EXERCISE DETAILS: Write out each record exactly and skip every image.
━━━━━━━━━━━━━━━━━━━━
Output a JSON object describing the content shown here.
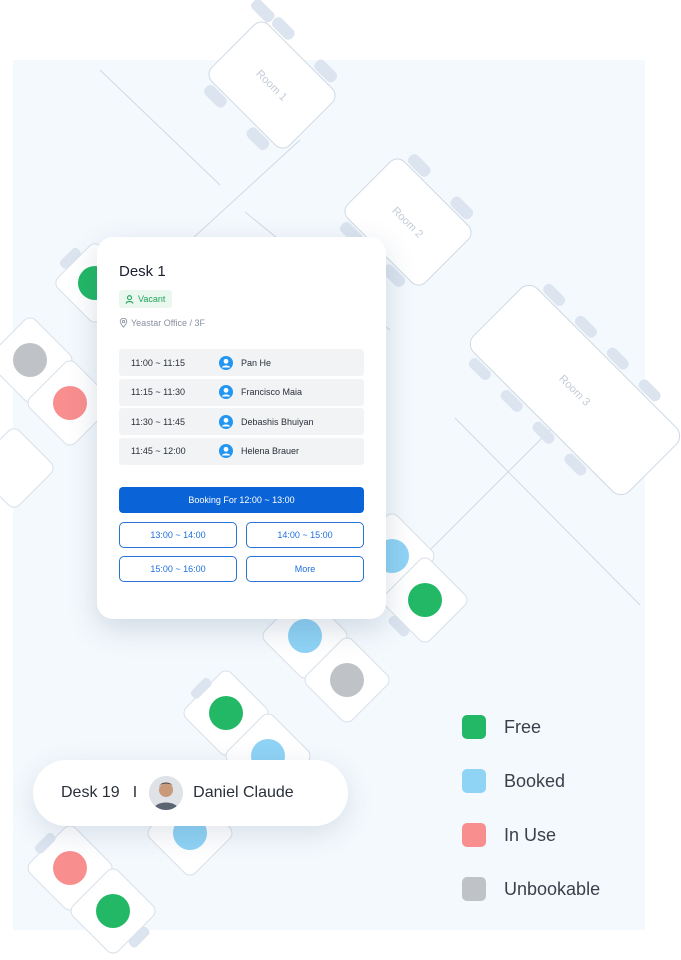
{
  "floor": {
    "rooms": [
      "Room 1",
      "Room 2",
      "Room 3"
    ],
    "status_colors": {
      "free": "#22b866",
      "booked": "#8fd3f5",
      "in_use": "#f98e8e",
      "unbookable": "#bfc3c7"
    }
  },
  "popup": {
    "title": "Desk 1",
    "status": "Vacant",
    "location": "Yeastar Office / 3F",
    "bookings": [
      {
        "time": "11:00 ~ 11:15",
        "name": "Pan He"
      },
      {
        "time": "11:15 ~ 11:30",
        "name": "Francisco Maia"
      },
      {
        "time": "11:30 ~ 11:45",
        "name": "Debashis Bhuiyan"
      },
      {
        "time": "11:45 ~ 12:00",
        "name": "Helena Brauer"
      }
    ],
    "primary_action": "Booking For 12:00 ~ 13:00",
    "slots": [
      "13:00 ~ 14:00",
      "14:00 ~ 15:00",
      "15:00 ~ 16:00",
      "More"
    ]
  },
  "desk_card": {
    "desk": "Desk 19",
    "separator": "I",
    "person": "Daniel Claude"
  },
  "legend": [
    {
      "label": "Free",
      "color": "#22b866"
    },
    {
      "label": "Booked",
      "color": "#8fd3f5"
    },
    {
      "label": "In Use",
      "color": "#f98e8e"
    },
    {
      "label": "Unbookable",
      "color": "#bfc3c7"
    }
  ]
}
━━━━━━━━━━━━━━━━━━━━
RESPONSE AREA:
Output a JSON object describing the content shown here.
{
  "floor": {
    "rooms": [
      "Room 1",
      "Room 2",
      "Room 3"
    ],
    "status_colors": {
      "free": "#22b866",
      "booked": "#8fd3f5",
      "in_use": "#f98e8e",
      "unbookable": "#bfc3c7"
    }
  },
  "popup": {
    "title": "Desk 1",
    "status": "Vacant",
    "location": "Yeastar Office / 3F",
    "bookings": [
      {
        "time": "11:00 ~ 11:15",
        "name": "Pan He"
      },
      {
        "time": "11:15 ~ 11:30",
        "name": "Francisco Maia"
      },
      {
        "time": "11:30 ~ 11:45",
        "name": "Debashis Bhuiyan"
      },
      {
        "time": "11:45 ~ 12:00",
        "name": "Helena Brauer"
      }
    ],
    "primary_action": "Booking For 12:00 ~ 13:00",
    "slots": [
      "13:00 ~ 14:00",
      "14:00 ~ 15:00",
      "15:00 ~ 16:00",
      "More"
    ]
  },
  "desk_card": {
    "desk": "Desk 19",
    "separator": "I",
    "person": "Daniel Claude"
  },
  "legend": [
    {
      "label": "Free",
      "color": "#22b866"
    },
    {
      "label": "Booked",
      "color": "#8fd3f5"
    },
    {
      "label": "In Use",
      "color": "#f98e8e"
    },
    {
      "label": "Unbookable",
      "color": "#bfc3c7"
    }
  ]
}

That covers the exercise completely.